Return a copy of every line in the records that includes the word "with".

Dataset rows describing interfaces
++++++++

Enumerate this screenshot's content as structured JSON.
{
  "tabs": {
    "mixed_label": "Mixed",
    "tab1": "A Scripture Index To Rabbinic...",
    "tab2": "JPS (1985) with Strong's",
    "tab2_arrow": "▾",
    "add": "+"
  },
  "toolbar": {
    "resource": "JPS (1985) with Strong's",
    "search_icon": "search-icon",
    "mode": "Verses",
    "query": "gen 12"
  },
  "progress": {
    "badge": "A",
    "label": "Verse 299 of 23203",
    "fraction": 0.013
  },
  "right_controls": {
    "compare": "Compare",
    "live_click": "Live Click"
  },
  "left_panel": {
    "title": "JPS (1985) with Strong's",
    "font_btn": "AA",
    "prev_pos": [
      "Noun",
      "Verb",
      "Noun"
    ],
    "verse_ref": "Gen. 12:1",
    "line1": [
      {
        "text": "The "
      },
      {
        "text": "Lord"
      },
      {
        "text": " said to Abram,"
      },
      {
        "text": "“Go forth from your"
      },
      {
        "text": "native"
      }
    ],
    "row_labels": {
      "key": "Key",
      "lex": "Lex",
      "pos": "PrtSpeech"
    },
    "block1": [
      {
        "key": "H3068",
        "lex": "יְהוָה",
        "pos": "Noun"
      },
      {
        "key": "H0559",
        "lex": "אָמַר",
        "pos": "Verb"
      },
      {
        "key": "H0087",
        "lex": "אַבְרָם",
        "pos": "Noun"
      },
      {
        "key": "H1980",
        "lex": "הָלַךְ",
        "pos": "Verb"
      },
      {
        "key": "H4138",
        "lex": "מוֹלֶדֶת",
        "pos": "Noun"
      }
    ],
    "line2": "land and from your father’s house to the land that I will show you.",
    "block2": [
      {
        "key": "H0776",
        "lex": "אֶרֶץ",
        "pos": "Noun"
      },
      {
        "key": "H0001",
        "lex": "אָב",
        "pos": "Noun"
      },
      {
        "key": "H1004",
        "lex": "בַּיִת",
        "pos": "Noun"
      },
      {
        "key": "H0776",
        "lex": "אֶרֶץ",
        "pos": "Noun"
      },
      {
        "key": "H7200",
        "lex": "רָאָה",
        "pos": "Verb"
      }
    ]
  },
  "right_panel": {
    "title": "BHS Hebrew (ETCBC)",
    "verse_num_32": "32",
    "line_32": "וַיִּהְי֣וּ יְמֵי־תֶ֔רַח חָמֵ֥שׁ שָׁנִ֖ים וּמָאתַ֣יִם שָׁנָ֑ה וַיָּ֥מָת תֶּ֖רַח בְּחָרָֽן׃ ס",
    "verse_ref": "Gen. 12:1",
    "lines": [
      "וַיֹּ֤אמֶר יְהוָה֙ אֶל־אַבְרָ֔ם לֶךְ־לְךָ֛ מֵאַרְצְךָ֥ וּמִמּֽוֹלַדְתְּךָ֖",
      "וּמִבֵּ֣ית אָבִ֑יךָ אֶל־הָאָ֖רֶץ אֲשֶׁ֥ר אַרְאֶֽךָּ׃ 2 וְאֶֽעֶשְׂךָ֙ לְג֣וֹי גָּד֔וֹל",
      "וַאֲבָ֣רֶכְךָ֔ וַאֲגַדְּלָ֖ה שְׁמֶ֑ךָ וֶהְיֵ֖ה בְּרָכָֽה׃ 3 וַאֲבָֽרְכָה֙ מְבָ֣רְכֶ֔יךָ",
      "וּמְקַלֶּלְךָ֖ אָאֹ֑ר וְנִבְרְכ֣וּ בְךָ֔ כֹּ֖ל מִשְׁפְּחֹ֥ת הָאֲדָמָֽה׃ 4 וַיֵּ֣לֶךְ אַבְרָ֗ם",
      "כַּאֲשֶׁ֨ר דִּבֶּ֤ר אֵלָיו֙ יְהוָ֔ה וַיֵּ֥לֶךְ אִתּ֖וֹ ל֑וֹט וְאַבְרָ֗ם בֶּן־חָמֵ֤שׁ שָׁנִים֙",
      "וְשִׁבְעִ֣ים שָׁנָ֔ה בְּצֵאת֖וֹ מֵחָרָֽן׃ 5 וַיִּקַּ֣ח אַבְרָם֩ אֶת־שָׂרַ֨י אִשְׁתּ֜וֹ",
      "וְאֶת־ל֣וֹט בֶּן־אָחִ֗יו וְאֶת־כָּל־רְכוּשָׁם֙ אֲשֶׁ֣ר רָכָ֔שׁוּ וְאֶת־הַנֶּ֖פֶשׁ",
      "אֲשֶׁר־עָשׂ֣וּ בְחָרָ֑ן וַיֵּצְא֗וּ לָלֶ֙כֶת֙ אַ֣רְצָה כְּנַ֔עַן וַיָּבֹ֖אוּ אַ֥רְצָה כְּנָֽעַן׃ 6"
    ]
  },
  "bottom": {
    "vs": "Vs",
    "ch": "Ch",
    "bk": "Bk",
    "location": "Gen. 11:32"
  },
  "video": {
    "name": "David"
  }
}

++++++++

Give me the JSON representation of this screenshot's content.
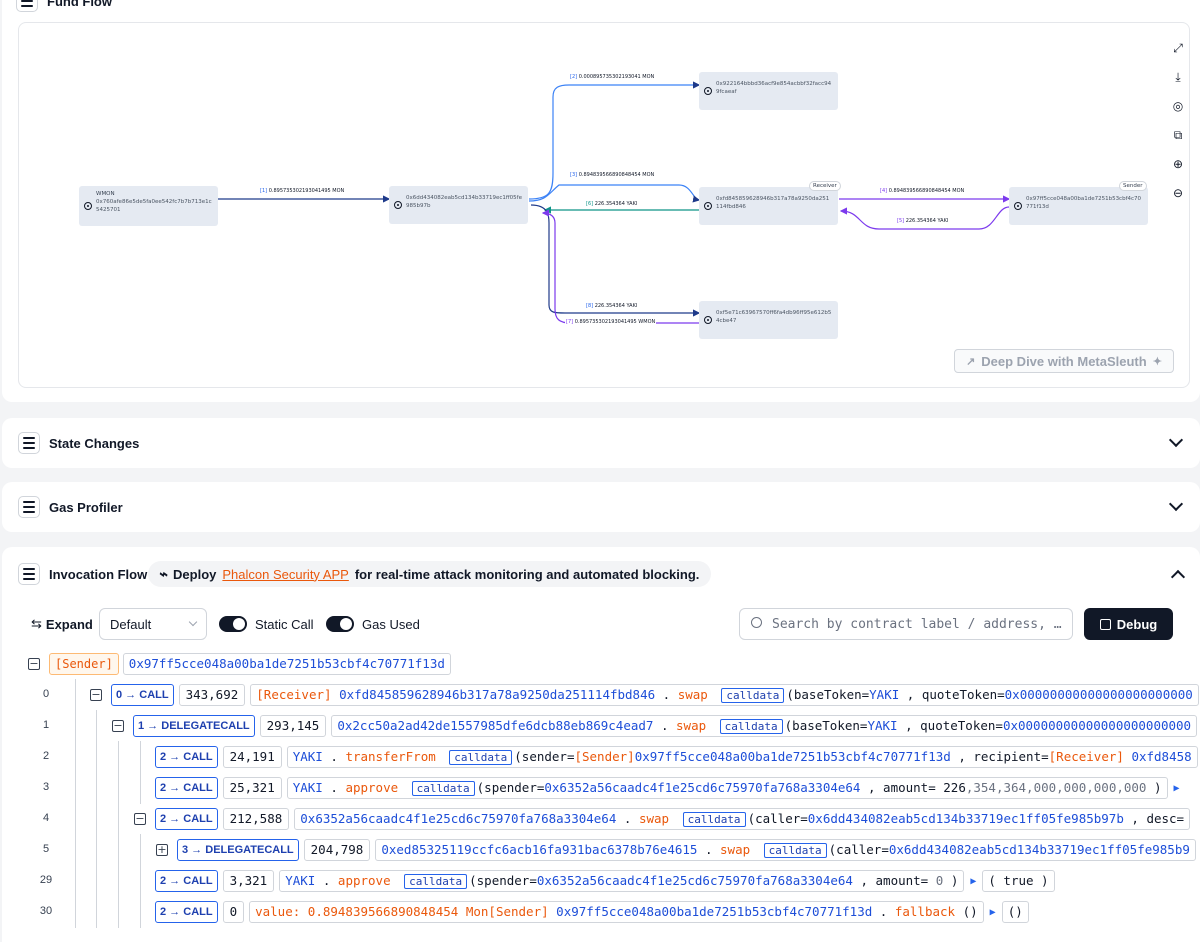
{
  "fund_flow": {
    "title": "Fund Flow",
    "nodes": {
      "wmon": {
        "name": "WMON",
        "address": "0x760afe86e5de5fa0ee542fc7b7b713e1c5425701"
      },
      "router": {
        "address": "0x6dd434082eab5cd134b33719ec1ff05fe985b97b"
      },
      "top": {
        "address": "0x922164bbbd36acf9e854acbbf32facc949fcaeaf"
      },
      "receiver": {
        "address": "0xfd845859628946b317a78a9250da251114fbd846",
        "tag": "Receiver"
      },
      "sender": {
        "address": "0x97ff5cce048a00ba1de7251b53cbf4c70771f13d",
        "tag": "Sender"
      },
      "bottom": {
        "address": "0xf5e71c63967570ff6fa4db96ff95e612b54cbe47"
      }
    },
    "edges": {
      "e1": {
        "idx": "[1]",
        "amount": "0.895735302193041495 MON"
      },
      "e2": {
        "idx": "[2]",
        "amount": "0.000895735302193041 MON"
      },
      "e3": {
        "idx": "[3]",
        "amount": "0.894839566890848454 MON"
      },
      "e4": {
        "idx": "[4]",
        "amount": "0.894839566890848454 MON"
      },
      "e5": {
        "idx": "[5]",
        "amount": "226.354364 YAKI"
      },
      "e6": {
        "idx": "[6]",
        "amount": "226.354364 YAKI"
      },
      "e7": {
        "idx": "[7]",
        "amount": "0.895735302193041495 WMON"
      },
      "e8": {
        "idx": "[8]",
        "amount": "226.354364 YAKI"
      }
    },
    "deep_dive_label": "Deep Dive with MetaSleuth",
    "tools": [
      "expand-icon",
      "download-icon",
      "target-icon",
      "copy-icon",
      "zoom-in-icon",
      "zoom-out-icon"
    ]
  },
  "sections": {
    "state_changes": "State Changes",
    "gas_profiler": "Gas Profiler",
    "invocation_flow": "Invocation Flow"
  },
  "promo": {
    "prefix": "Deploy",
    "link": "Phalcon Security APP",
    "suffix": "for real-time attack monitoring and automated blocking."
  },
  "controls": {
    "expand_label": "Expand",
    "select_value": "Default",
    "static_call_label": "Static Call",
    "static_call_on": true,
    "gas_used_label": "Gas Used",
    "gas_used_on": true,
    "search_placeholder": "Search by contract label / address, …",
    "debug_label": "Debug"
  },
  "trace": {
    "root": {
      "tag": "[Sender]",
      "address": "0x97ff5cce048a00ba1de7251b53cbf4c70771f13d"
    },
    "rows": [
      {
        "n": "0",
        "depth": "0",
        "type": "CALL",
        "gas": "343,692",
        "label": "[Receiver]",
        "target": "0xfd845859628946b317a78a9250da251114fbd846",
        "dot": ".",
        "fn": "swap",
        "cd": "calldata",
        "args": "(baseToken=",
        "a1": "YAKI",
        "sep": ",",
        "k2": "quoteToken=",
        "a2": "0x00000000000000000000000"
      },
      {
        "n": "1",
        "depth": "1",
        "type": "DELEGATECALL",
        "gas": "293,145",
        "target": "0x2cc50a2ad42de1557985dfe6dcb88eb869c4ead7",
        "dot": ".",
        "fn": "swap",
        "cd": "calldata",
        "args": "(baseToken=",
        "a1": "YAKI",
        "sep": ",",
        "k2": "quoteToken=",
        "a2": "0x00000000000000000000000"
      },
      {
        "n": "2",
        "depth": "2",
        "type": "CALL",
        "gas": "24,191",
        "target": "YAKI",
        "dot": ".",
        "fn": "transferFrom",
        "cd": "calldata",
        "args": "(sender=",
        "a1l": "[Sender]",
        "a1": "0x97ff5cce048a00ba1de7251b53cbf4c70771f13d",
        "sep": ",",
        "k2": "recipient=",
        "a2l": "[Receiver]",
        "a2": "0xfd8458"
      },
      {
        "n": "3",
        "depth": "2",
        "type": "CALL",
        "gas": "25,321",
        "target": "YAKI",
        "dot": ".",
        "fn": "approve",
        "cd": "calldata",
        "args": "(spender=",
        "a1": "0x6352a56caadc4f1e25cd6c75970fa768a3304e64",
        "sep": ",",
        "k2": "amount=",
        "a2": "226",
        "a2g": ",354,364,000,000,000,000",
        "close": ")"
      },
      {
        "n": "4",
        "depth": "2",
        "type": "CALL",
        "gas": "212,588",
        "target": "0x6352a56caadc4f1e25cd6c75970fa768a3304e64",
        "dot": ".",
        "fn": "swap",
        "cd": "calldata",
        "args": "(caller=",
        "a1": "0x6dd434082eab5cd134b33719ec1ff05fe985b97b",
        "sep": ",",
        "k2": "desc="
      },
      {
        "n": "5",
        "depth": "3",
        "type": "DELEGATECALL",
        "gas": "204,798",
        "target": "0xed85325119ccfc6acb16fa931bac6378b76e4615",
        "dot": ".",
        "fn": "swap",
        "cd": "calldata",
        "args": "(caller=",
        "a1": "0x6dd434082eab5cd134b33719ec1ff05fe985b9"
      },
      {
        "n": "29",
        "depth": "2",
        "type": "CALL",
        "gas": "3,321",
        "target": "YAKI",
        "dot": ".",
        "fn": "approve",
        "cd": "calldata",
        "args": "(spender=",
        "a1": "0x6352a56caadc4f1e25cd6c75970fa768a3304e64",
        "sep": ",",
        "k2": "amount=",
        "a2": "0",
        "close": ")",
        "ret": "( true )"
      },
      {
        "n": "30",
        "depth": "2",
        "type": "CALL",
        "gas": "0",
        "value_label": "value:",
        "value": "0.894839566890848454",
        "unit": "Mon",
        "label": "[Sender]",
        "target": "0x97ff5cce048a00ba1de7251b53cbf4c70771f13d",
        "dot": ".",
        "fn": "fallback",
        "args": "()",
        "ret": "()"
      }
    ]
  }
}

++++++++

Reply to the exercise
    "tab2": "JPS (1985) with Strong's",
    "resource": "JPS (1985) with Strong's",
    "title": "JPS (1985) with Strong's",
    "deep_dive_label": "Deep Dive with MetaSleuth",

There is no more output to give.